British nationals have been able to get out of Gaza through the Rafah crossing for a second day, officials said amid intensive diplomatic efforts as Israeli forces continue to advance.
The Foreign Office said more UK nationals were able to make it into Egypt on Thursday after two UK aid workers managed to flee Gaza a day earlier, but declined to say how many.
Around 200 Britons in Gaza have registered with the authorities, and along with their dependents the total number the UK is trying to secure passage for is thought to be in the low hundreds.
The Hamas-run health ministry said more than 9,000 people have been killed in the Gaza Strip since October 7 when Israel launched its military response to the atrocities committed by the group.
Aid agencies are battling a humanitarian crisis in the war-ravaged territory with limited resources, amid calls for the Government to increase their efforts.
The Foreign Office said: “We can confirm that more British nationals have been able to cross into Egypt from Gaza via the Rafah crossing today.
“We continue to work with Egyptian and Israeli authorities to support all those seeking to leave in the coming days.”
It is understood Foreign Secretary James Cleverly spoke to Ayman Safadi, minister of foreign affairs in Jordan, and UAE foreign minister Abdullah bin Zayed Al Nahyan on Thursday about the humanitarian situation in Gaza.
He also spoke to Israel’s minister of strategic affairs Ron Dermer about ensuring British nationals are able to cross safely as soon as possible into Egypt while reiterating the UK’s solidarity with Israel and its commitment to finding a two-state solution.

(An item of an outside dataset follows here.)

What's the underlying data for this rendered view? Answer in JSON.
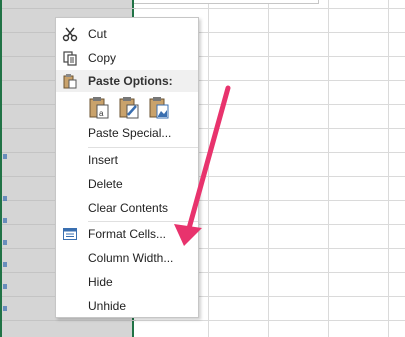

Labour frontbencher Jess Phillips warned that Britons were not getting out quickly enough, arguing that the Government’s diplomatic efforts did not appear to be having “much sway”.
She also suggested that the Israeli military action against Hamas would end only in “death and destruction” as she called for “peaceful political solutions” to be negotiated.
The Foreign Office provided the Israeli and Egyptian authorities with a list of British nationals and their dependants, prioritising by medical vulnerability.
The total is thought to be in the low hundreds.
Border Force officials deployed in Egypt to help UK nationals have been bolstered by the arrival of a rapid deployment team from the Foreign Office and psychosocial support experts from the British Red Cross.
Downing Street confirmed that two UK aid workers were among those to make it through the Rafah crossing, which is the only gateway to Gaza not controlled by Israel.
Ms Phillips, MP for Birmingham Yardley, told BBC Radio 4’s World At One programme that there “doesn’t seem to be much movement in getting British people out of Gaza” as she took aim at Prime Minister Rishi Sunak’s diplomatic efforts.
“What worries me and what worries my constituent who is sat at home waiting for his 16 family members, one of whom is four months old, is that we’re not seeing any British names put on to the list of those who are crossing,” she said.
Ms Phillips noted that there were 400 names on the US list of those being told they could travel through the Rafah crossing on Thursday, while there was none explicitly listed as British.
It is possible, however, that UK nationals are listed as either dual or “international” under their citizenship.
Ms Phillips said Mr Sunak’s social media pictures of diplomacy were “all very well and good for Twitter but it doesn’t seem that the British Government are having that much sway in getting their people out to Egypt”.
Cabinet minister Michelle Donelan said the Prime Minister and Foreign Secretary James Cleverly were continuing efforts to get more Britons out.
“The Foreign Office have said that some people have managed to get over that border and we are anticipating that there will be more coming,” the Science Secretary told GB News.
“There is a list of people that are British nationals – 200 I believe is the figure that I have – and our focus is on getting them out as quickly as we possibly can.”
But Ms Donelan also stressed the challenges.
“We’re not in full control of that border, as you know, so it is very difficult,” she told Sky News.
“But the Foreign Secretary and the Prime Minister have said multiple times it is our top priority to get those British nationals out as quickly as we possibly can.”
Mr Sunak discussed the crisis with UN secretary-general Antonio Guterres at the AI summit the Prime Minister is hosting at Bletchley Park.
“The leaders then discussed the worsening humanitarian situation in Gaza and agreed on the importance of urgently scaling up the delivery of life-saving humanitarian aid,” a Downing Street spokesman said.
“The Prime Minister set out the work the UK is doing to support, including doubling aid funding for the United Nations and others’ work in Gaza and pre-positioning emergency supplies and equipment in Egypt.
“The Prime Minister and the secretary-general agreed on the need to reinvigorate international efforts to reach a lasting resolution to the conflict and progress work towards a two-state solution.”
On Wednesday Mr Sunak used a call with Egypt’s president Abdel Fattah El-Sisi to thank him for his efforts to get the first British nationals to leave through the Rafah border.
The UK has a Border Force team in Cairo, with consular officials in Arish, near Rafah, to provide support for Britons who leave Gaza.
The RAF has flown further equipment to the region which could be used in the humanitarian relief effort, but aid agencies have complained that only limited amounts of life-saving food and medicine have been allowed into Gaza.